## YOUR OBJECTIVE
Your answer should be one number, the count of lines in the records that carry the string "Office".

——

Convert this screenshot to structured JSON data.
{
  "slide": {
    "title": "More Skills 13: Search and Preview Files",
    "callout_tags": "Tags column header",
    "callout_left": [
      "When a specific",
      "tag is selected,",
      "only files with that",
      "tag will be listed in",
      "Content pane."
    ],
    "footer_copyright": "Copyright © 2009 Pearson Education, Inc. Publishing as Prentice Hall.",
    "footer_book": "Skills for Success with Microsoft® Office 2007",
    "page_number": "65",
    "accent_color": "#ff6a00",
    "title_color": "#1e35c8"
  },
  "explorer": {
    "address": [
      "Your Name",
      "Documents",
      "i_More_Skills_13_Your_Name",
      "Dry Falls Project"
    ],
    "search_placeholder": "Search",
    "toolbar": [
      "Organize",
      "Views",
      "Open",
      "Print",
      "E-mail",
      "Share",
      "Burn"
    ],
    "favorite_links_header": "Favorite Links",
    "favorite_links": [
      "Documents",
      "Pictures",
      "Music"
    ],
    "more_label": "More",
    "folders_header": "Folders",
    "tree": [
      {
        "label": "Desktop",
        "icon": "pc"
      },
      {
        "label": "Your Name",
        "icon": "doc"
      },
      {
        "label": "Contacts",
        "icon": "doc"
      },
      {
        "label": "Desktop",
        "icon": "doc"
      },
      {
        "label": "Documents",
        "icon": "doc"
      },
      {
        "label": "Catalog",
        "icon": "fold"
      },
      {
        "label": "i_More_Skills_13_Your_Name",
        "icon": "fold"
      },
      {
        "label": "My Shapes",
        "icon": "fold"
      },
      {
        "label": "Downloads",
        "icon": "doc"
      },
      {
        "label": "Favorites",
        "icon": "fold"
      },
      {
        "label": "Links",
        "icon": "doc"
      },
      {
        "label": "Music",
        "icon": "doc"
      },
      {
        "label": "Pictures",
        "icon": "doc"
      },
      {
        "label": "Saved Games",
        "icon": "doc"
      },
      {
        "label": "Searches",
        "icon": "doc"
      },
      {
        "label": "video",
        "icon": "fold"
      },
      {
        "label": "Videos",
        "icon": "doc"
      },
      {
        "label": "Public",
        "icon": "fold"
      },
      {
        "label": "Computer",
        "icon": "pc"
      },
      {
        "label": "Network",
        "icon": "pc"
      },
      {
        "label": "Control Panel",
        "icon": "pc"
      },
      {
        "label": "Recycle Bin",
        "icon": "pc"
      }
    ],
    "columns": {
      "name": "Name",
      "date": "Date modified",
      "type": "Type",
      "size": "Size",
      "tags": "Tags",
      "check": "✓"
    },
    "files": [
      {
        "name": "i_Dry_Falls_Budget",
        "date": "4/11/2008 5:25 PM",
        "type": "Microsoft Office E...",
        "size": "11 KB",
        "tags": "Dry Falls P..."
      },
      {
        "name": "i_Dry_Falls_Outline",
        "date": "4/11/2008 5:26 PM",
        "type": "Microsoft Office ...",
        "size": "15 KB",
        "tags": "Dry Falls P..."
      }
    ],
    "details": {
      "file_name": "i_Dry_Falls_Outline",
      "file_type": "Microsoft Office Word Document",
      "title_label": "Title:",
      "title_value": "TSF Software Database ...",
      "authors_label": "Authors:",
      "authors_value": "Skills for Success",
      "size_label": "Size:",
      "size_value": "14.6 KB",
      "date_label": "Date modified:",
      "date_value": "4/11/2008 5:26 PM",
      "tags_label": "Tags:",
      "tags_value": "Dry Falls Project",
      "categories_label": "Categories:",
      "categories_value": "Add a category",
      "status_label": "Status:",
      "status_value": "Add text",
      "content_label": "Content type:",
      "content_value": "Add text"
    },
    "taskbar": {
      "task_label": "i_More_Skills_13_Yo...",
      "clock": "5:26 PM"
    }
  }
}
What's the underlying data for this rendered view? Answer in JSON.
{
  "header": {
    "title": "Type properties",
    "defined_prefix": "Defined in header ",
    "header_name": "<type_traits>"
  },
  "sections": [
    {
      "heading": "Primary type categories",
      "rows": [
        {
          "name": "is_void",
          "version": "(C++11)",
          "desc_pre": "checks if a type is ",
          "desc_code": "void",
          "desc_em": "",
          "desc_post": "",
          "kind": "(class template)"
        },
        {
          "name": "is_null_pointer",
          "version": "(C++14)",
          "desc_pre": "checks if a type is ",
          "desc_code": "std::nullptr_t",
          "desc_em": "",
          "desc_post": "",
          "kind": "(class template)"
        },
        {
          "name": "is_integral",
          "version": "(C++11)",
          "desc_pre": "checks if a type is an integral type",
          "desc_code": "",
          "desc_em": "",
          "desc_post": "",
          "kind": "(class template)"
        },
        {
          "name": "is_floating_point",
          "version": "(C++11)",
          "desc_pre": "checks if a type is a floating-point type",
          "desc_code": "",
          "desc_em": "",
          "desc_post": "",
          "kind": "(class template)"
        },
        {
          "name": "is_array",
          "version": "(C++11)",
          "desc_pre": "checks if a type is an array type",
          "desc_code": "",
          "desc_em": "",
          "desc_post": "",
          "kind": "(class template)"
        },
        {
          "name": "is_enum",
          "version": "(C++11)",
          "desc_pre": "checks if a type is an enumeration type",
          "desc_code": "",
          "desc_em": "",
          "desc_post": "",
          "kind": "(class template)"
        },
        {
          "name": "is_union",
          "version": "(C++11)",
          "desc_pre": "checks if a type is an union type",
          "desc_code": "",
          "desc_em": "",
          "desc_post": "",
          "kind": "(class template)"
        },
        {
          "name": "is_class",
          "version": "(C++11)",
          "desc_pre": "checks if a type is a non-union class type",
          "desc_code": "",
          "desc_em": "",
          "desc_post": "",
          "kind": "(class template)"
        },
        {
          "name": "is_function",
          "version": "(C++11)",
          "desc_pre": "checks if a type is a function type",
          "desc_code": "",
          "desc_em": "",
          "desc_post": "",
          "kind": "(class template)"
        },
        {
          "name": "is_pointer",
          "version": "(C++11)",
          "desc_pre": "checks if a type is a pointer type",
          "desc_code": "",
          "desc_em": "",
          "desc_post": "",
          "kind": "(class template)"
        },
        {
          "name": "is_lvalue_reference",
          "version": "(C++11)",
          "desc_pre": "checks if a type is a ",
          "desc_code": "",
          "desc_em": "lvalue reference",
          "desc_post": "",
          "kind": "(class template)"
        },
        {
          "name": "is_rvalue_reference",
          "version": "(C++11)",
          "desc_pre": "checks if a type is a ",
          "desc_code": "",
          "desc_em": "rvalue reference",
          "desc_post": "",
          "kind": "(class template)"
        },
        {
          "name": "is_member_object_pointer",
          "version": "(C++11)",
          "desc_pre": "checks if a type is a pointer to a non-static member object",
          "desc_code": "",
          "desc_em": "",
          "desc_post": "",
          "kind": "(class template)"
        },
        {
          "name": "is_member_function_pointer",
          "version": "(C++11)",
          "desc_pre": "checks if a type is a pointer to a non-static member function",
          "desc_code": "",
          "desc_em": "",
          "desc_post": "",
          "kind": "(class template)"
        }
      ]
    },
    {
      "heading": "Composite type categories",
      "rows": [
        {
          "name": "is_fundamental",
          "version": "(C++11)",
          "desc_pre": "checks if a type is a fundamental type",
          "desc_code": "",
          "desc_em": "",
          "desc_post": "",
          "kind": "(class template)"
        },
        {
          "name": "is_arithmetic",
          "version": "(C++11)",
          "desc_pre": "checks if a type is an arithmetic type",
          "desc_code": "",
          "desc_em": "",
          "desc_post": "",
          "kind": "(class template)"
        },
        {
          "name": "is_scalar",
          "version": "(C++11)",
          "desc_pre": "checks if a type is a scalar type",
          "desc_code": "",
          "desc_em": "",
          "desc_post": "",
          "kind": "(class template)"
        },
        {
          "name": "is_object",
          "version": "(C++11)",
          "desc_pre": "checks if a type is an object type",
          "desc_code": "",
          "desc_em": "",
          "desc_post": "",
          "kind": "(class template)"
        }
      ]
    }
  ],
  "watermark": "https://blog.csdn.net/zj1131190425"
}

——

## ANSWER SPACE
4